The bagels are pretty standard at Schlock’s, but the presentation can get quite “cheffy.” (Photo/Courtesy)

To his great surprise, it wasn’t that hard to convince him. Lok understood the appeal and saw it as a challenge.

“Even though I don’t have the cultural background and I haven’t lived in New York, I love a good bagel and I think it’s such a simple product, and yet it doesn’t get as much credit as it should as it’s a fairly intricate process,” said Lok.

The two make an ideal team, with Schwab bringing the nostalgic connection and Lok acting as “more of a scientist, trying to achieve more of an objective goal.”

Lok and Schwab are not trying to copy a New York bagel, as they believe food has a sense of place.

“New York bagels are more like white bread, and that’s misaligned with what the Bay Area consumer is looking for,” said Schwab. “While the New York bagel is a kind of holy grail, it didn’t feel right to copy them entirely.”

James Lok (left) and Zack Schwab of Schlock's Bagels & Lox. (Photo/Courtesy)
James Lok (left) and Zack Schwab of Schlock’s Bagels & Lox. (Photo/Courtesy)

One area in which they are aspiring is size.
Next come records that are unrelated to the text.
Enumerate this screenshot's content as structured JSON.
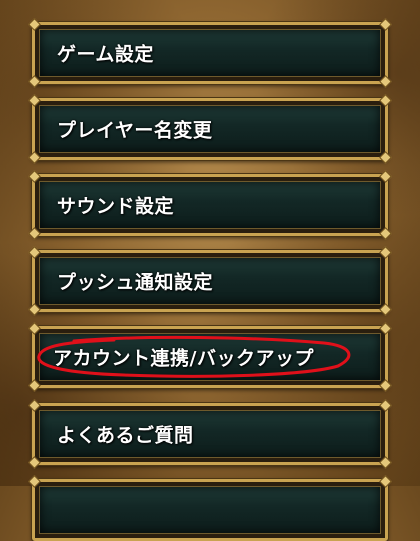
{
  "menu": {
    "items": [
      {
        "label": "ゲーム設定"
      },
      {
        "label": "プレイヤー名変更"
      },
      {
        "label": "サウンド設定"
      },
      {
        "label": "プッシュ通知設定"
      },
      {
        "label": "アカウント連携/バックアップ"
      },
      {
        "label": "よくあるご質問"
      },
      {
        "label": ""
      }
    ]
  },
  "colors": {
    "frame_gold": "#c9a351",
    "panel_dark_green": "#132826",
    "background_parchment": "#8d6530",
    "annotation_red": "#e0101a"
  }
}
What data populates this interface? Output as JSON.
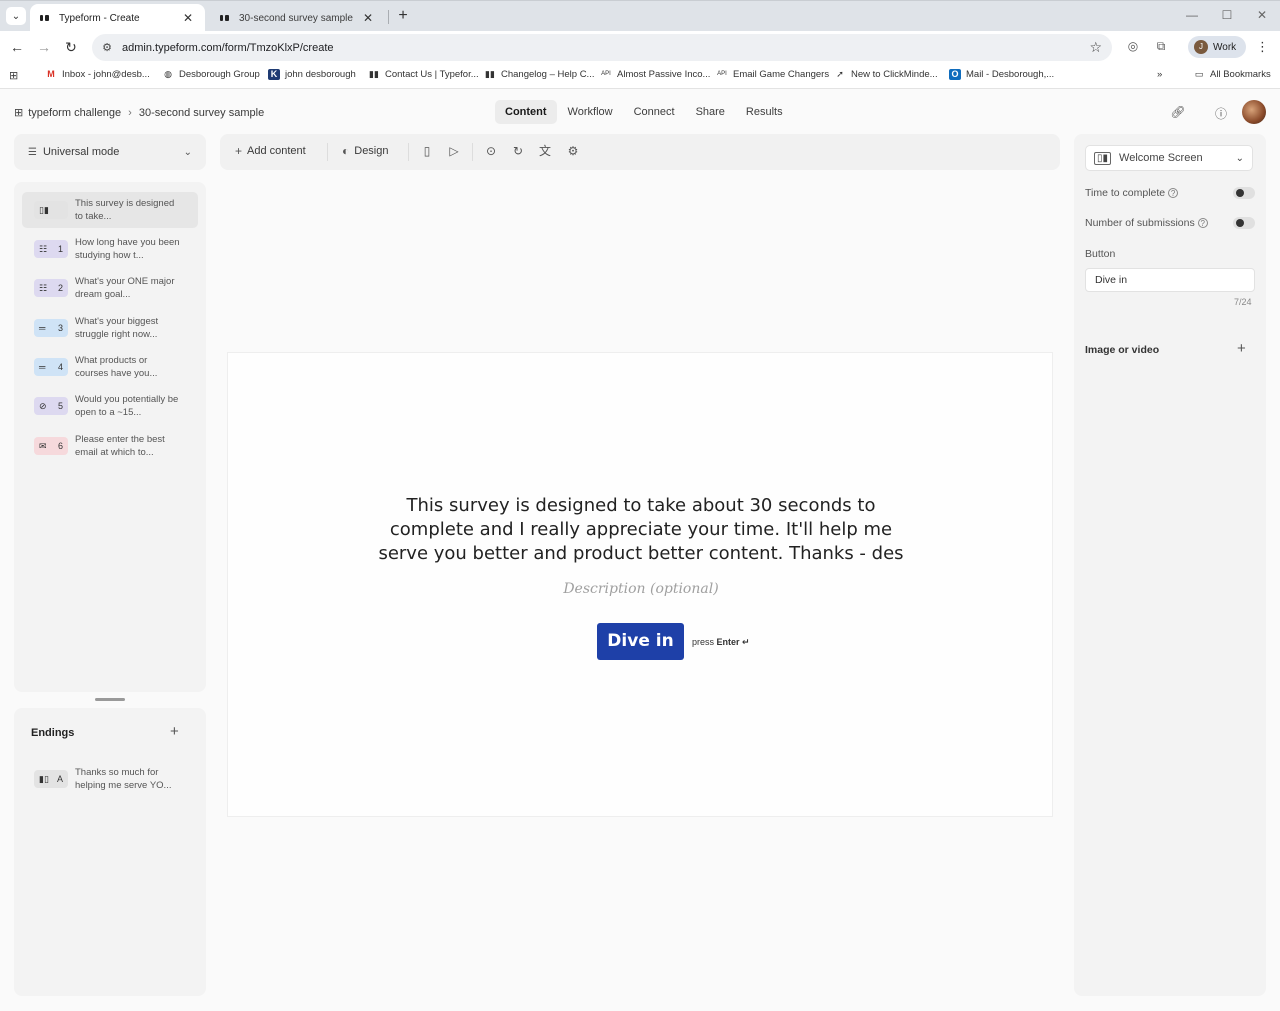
{
  "browser": {
    "tabs": [
      {
        "title": "Typeform - Create",
        "active": true
      },
      {
        "title": "30-second survey sample",
        "active": false
      }
    ],
    "url": "admin.typeform.com/form/TmzoKlxP/create",
    "profile_label": "Work",
    "profile_initial": "J",
    "bookmarks": [
      {
        "label": "Inbox - john@desb...",
        "icon": "gmail-icon"
      },
      {
        "label": "Desborough Group",
        "icon": "globe-icon"
      },
      {
        "label": "john desborough",
        "icon": "k-logo-icon"
      },
      {
        "label": "Contact Us | Typefor...",
        "icon": "typeform-icon"
      },
      {
        "label": "Changelog – Help C...",
        "icon": "typeform-icon"
      },
      {
        "label": "Almost Passive Inco...",
        "icon": "api-icon"
      },
      {
        "label": "Email Game Changers",
        "icon": "api-icon"
      },
      {
        "label": "New to ClickMinde...",
        "icon": "cursor-icon"
      },
      {
        "label": "Mail - Desborough,...",
        "icon": "outlook-icon"
      }
    ],
    "all_bookmarks_label": "All Bookmarks"
  },
  "header": {
    "workspace": "typeform challenge",
    "form_name": "30-second survey sample",
    "nav": [
      "Content",
      "Workflow",
      "Connect",
      "Share",
      "Results"
    ],
    "active_nav": "Content"
  },
  "left": {
    "mode_label": "Universal mode",
    "questions": [
      {
        "num": "",
        "text": "This survey is designed to take...",
        "badge_color": "#e3e3e3",
        "icon": "welcome-screen-icon"
      },
      {
        "num": "1",
        "text": "How long have you been studying how t...",
        "badge_color": "#ddd9f0",
        "icon": "multiple-choice-icon"
      },
      {
        "num": "2",
        "text": "What's your ONE major dream goal...",
        "badge_color": "#ddd9f0",
        "icon": "multiple-choice-icon"
      },
      {
        "num": "3",
        "text": "What's your biggest struggle right now...",
        "badge_color": "#cfe3f6",
        "icon": "short-text-icon"
      },
      {
        "num": "4",
        "text": "What products or courses have you...",
        "badge_color": "#cfe3f6",
        "icon": "short-text-icon"
      },
      {
        "num": "5",
        "text": "Would you potentially be open to a ~15...",
        "badge_color": "#ddd9f0",
        "icon": "no-icon"
      },
      {
        "num": "6",
        "text": "Please enter the best email at which to...",
        "badge_color": "#f6d9dc",
        "icon": "email-icon"
      }
    ],
    "endings_title": "Endings",
    "endings": [
      {
        "letter": "A",
        "text": "Thanks so much for helping me serve YO..."
      }
    ]
  },
  "toolbar": {
    "add_content": "Add content",
    "design": "Design"
  },
  "canvas": {
    "title": "This survey is designed to take about 30 seconds to complete and I really appreciate your time. It'll help me serve you better and product better content. Thanks - des",
    "description_placeholder": "Description (optional)",
    "button_label": "Dive in",
    "hint_press": "press",
    "hint_key": "Enter ↵",
    "button_color": "#1e40a8"
  },
  "right": {
    "screen_type": "Welcome Screen",
    "time_to_complete": "Time to complete",
    "time_to_complete_on": false,
    "num_submissions": "Number of submissions",
    "num_submissions_on": false,
    "button_section": "Button",
    "button_value": "Dive in",
    "char_count": "7/24",
    "image_or_video": "Image or video"
  }
}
These are some of the largest bagels I’ve seen, anywhere. They may even outdo New York’s Ess-a-Bagel.

Schwab wants Shlock bagels to be a meal in themselves. They are seeded on the bottom instead of the top, which Lok said he decided to do after watching lots of how-to videos and liked how they turned out.

Although the bagels don’t use sourdough starter, they have a distinct sourdough flavor.

The schmears are particularly cheffy, with scallions and other mix-ins resting on top. Not only do the toppings stay fresher that way, but it’s easier to tell quickly what the flavor is, something that streamlines the process with everyone now ordering takeout. I especially loved the salmon cream cheese, which has finely chopped pieces of smoked salmon, and one that offers a pastrami experience with onion, sauerkraut and a pastrami-like spice rub.

They are also doing their own lox, which comes in tissue paper-like slices, as it should.

Schwab said they hope to open a shop but for now are just doing pop-ups on weekends; bagels can be picked up at The Snug. See the website for details.

Alix Wall
Alix Wall

Alix Wall is a contributing editor to J. She is also the founder of the Illuminoshi: The Not-So-Secret Society of Bay Area Jewish Food Professionals and is writer/producer of a documentary-in-progress called "The Lonely Child."